The student activists have publicly pressured Cooper – the state’s leading Democratic officeholder, and a likely candidate for governor in 2016 – to take their side. Earlier this month, they staged marches in the Triangle that concluded with a mock funeral outside his office in Raleigh.
The group reacted angrily Thursday.
“Attorney General Roy Cooper has thrown immigrant students under the bus,” the group said in a statement released to the news media. “Democrat Roy Cooper follows a line of Democratic politicians putting politics over policy when it comes to immigrant students.” The reference was to then-Lt. Gov. Walter Dalton voting against allowing students without legal status to enroll in community colleges, and to Sen. Kay Hagan opposing the federal DREAM Act conditional residency bill.
The letter, signed by two attorneys in Cooper’s office on Wednesday, is not a formal opinion and is not binding on the educational systems. It was written in response to a request from state Rep. Marcus Brandon, a Democrat from High Point who is running for Congress in the 12th District, in December seeking guidance.
It was Brandon’s proposed legislation, House Bill 904, that went nowhere last year. On Thursday, Brandon said he hoped people would encourage their legislators to back the bill.

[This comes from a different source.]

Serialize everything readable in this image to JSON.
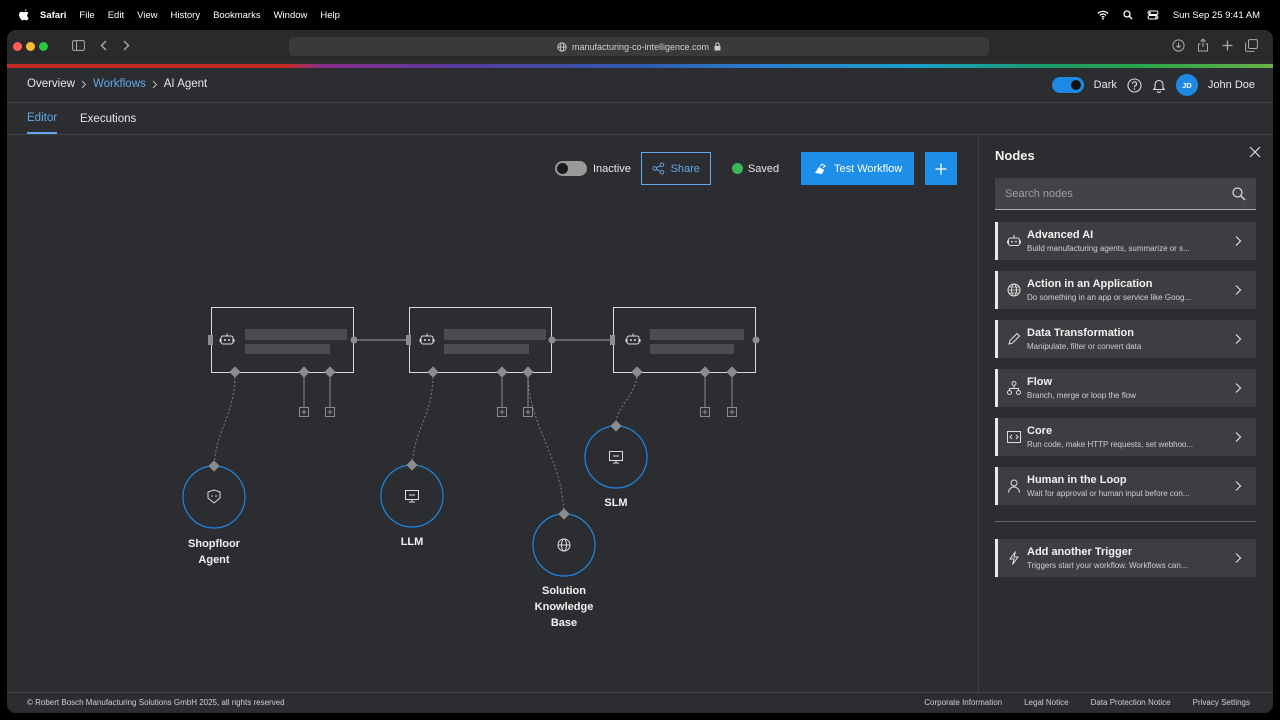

“I’m disappointed in the fact that we have a policy in the state of North Carolina that says we will give students enough education to be low-skilled workers, but anything beyond that is illegal,” he said. “I think that’s hypocritical and an injustice.”
N.C. LISTEN, which advocates for more controls on immigration, praised the attorney general’s position as a good start.

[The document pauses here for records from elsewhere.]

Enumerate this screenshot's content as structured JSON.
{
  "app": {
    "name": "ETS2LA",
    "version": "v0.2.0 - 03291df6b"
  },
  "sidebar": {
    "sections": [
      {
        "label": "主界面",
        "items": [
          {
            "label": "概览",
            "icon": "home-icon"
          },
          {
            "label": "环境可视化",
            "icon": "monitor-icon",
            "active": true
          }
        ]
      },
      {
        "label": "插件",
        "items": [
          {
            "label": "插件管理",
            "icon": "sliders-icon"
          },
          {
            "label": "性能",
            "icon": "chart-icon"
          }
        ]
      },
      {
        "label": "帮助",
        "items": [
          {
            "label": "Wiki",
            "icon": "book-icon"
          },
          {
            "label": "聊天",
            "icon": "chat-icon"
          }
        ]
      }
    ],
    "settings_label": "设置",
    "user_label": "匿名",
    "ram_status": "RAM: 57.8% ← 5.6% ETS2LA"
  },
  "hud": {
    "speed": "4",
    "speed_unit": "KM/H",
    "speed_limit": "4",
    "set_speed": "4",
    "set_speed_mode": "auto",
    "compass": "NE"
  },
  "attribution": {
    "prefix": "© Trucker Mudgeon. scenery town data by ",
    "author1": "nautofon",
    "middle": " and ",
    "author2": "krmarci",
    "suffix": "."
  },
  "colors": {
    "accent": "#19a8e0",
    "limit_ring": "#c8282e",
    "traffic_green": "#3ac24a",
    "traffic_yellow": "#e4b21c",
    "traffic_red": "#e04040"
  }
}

“We’re going to continue to work to deny access to them even as out-of-state students,” said Ron Woodard, the director. “Every illegal alien that gets into our universities will displace an American citizen who is also qualified.”
The DACA program – begun by President Barack Obama in 2012 – awards temporary resident status to immigrants’ children who find themselves without legal status. That can occur if their parents came into the country illegally, or if they overstayed their visa status or otherwise violated visa conditions. If accepted, the children receive two-year deferments from deportation and must meet certain requirements, including being in school or having graduated from high school.
UNC-CH tuition and fees for out-of-state students is currently almost $30,000 a year, contrasted with about $8,000 for North Carolina residents.
Federal law prohibits a student without legal status from receiving in-state tuition, except for those whose deportation has been delayed under DACA in states that allow that benefit, the attorneys wrote. North Carolina law requires a student to be a legal resident for at least a year before gaining eligibility for in-state tuition.
Last year, the attorney general issued an opinion that allowed DACA students to receive driver’s licenses for at least the two-year deferred-prosecution period. But that is a different legal issue, the attorneys wrote.
In that matter, DACA students were deemed to be “lawfully present” in the country during their deferral, which made them eligible to drive. But that does not make them legal residents for the purposes of determining tuition, the attorneys say.